Segment Open

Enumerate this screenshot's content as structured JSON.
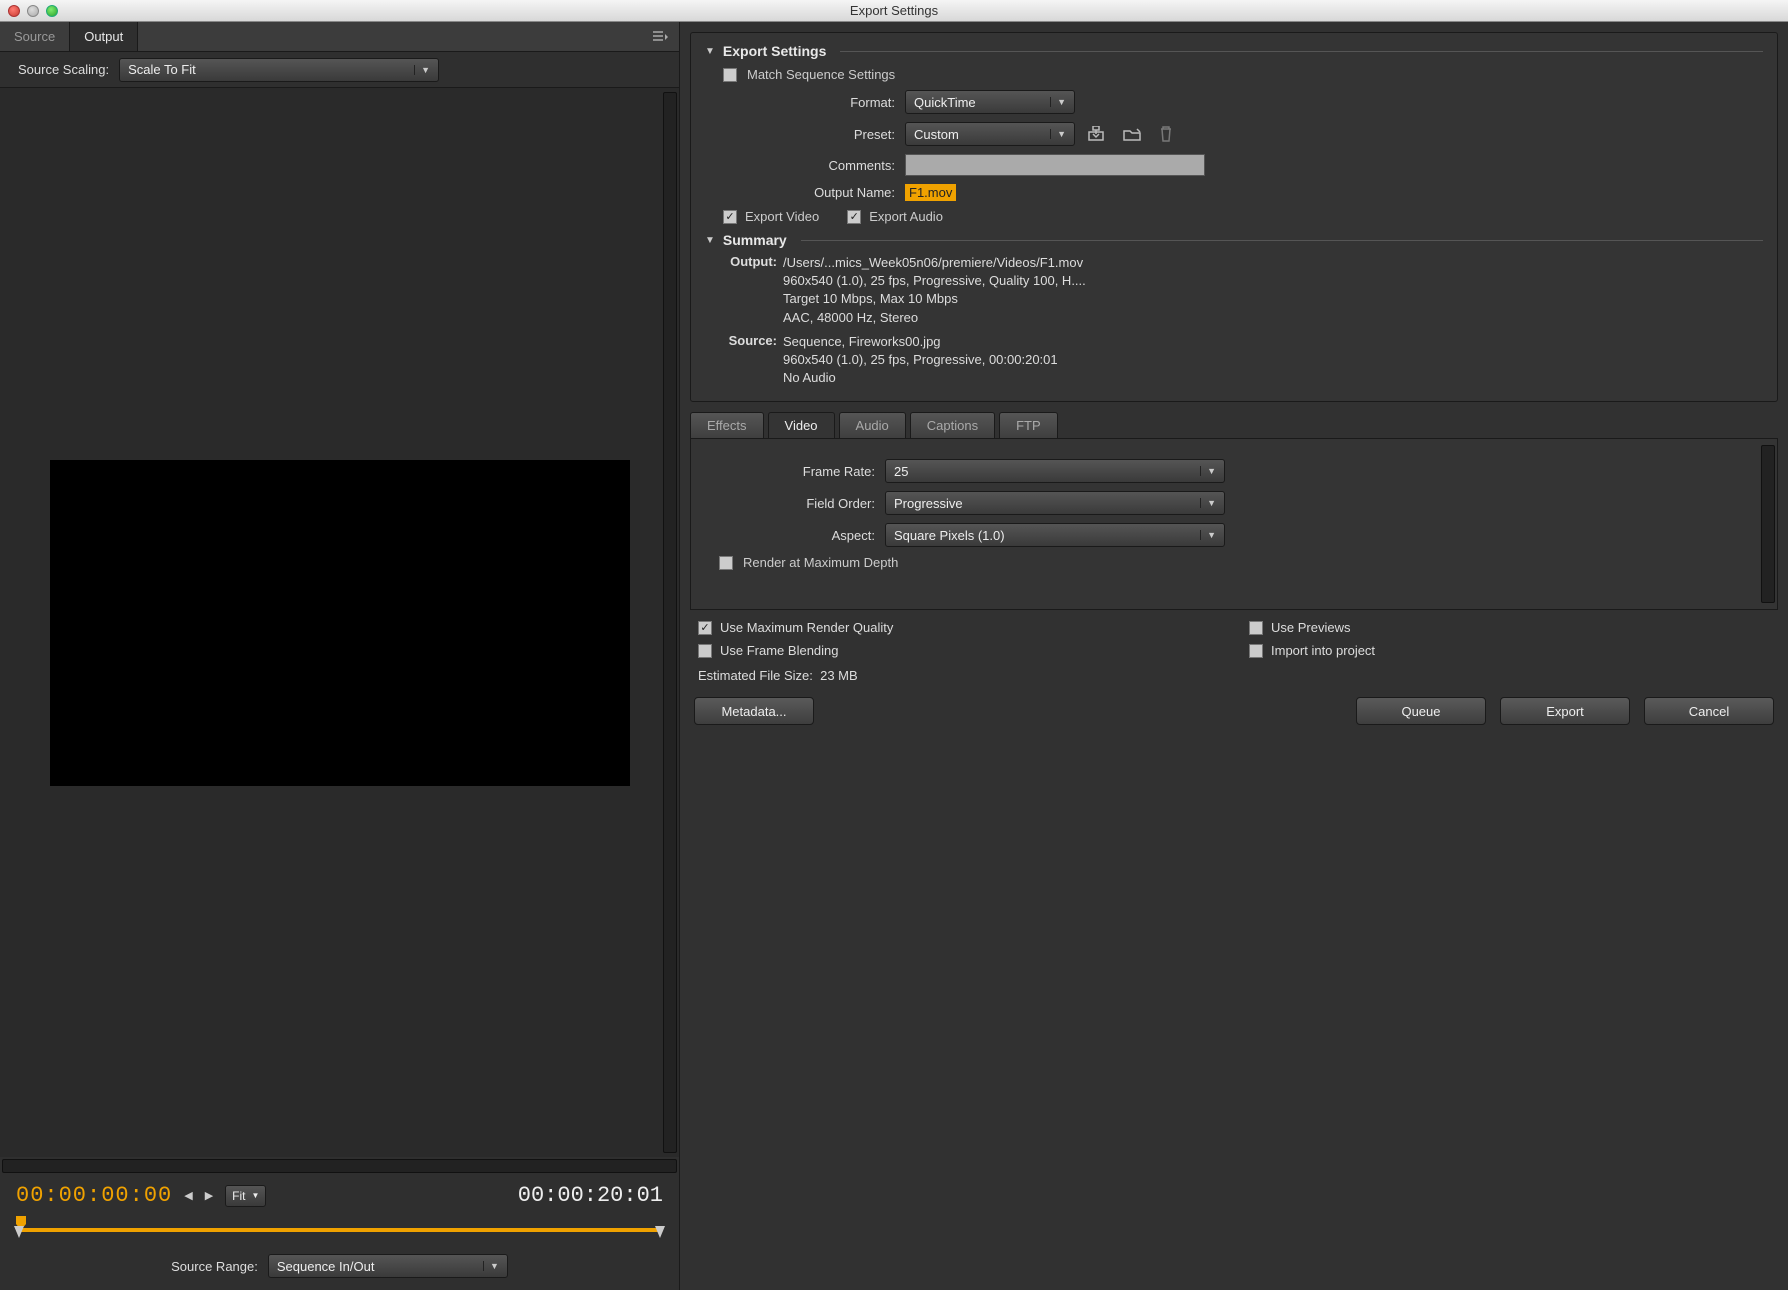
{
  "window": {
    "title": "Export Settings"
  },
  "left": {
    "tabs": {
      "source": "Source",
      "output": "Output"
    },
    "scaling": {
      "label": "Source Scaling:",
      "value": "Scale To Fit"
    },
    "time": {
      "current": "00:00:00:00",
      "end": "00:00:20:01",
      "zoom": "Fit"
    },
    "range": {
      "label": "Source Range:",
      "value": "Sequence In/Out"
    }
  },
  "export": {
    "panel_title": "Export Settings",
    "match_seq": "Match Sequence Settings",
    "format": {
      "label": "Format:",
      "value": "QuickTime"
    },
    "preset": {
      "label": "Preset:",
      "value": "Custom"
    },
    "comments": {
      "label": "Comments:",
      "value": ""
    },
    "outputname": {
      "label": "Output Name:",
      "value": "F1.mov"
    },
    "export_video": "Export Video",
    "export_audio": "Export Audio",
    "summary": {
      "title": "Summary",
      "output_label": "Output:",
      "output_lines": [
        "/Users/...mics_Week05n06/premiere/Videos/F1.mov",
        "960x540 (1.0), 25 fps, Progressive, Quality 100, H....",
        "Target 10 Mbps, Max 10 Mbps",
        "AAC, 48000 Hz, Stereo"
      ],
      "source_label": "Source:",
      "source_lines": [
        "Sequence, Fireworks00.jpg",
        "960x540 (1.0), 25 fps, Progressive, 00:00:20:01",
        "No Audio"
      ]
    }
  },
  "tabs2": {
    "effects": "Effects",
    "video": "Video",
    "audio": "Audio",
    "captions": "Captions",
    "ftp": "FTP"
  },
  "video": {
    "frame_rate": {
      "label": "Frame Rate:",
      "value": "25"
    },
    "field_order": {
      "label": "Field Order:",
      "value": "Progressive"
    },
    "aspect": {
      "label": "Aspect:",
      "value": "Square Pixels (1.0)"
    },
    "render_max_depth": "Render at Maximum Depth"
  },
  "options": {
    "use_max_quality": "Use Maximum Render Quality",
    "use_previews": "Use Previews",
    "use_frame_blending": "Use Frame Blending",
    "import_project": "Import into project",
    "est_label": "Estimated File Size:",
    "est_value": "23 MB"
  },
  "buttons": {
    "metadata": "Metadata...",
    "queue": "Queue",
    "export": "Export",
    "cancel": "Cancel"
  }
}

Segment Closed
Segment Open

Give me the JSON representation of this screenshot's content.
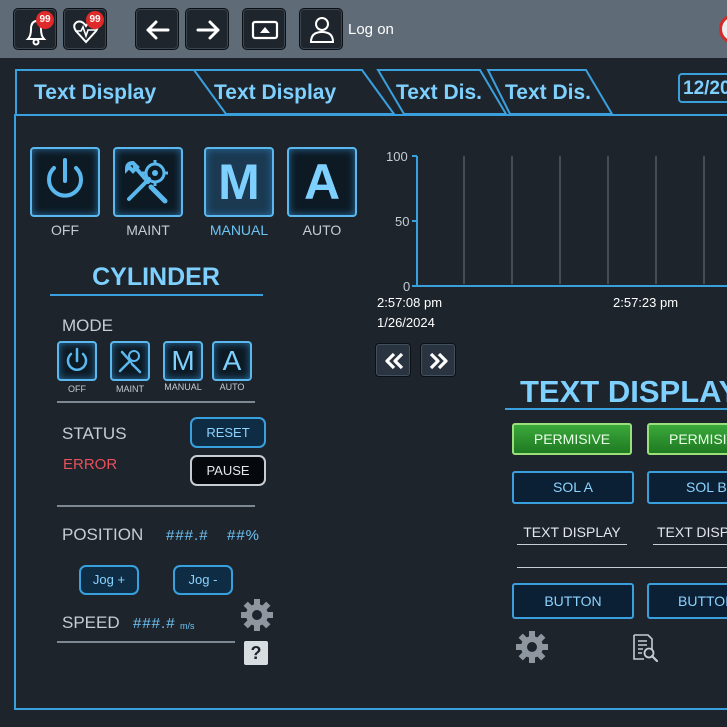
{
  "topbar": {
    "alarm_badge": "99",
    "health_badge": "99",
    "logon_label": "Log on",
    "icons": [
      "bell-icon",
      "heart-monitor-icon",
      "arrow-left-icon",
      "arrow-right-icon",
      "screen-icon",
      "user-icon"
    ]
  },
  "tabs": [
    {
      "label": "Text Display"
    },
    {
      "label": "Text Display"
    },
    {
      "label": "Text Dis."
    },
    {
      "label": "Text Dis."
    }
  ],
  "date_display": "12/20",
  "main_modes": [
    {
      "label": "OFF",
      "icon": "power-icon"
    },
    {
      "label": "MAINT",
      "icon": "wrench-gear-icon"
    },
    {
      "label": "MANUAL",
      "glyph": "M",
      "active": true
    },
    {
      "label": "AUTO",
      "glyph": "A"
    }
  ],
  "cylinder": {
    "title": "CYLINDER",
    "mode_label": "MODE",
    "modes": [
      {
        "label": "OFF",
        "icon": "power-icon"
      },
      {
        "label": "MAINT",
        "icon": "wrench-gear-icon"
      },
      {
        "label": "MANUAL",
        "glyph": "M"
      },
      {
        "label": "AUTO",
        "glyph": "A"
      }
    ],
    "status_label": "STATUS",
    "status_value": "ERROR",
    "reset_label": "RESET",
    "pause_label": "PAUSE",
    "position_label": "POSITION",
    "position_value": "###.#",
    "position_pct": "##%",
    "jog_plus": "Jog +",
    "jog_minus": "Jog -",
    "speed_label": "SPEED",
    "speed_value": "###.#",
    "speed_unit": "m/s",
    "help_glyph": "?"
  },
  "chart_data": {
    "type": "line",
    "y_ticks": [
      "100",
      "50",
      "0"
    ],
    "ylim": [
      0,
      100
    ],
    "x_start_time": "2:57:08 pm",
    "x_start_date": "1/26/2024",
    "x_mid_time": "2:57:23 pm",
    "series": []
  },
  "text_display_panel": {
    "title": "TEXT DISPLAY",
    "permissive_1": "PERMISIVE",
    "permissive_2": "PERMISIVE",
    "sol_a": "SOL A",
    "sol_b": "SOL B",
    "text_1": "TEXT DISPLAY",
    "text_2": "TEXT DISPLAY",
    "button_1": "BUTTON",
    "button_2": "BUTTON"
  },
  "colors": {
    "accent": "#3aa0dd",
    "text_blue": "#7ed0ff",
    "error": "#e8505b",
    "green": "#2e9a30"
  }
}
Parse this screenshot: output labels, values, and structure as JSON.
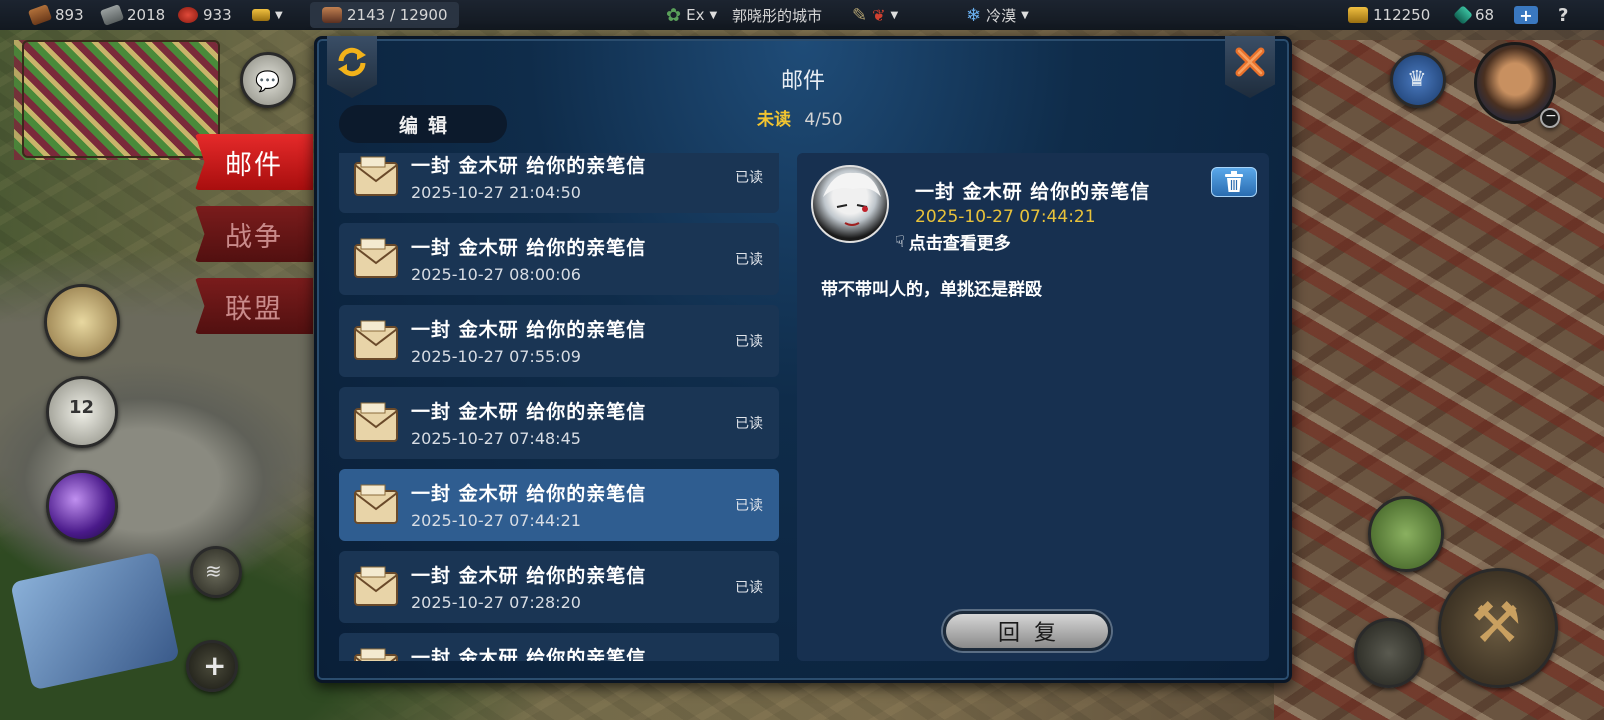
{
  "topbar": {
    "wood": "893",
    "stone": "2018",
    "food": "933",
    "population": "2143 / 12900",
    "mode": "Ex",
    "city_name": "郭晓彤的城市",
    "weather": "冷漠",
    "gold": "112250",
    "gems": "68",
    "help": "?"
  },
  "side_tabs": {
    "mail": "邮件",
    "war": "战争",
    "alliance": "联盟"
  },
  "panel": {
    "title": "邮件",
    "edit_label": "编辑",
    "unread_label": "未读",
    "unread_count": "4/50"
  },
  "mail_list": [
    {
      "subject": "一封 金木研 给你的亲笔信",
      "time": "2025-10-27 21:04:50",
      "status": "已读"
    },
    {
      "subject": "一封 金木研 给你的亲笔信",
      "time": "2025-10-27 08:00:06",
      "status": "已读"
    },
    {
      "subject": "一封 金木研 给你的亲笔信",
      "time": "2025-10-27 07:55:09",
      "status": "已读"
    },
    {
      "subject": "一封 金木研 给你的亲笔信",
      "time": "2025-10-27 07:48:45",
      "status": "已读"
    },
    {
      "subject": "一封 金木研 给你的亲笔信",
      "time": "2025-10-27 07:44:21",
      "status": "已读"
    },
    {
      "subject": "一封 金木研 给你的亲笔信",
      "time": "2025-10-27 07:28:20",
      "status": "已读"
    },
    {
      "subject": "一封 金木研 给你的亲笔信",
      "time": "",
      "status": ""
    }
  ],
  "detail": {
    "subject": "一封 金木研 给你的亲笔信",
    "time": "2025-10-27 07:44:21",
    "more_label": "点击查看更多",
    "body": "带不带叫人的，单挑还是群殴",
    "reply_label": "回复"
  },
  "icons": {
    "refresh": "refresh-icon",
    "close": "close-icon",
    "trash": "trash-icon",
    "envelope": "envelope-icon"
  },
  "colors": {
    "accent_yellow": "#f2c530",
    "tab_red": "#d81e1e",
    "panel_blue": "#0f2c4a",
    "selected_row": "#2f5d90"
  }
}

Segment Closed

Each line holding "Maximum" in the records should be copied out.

• **OUTPUT**:
    "render_max_depth": "Render at Maximum Depth"
    "use_max_quality": "Use Maximum Render Quality",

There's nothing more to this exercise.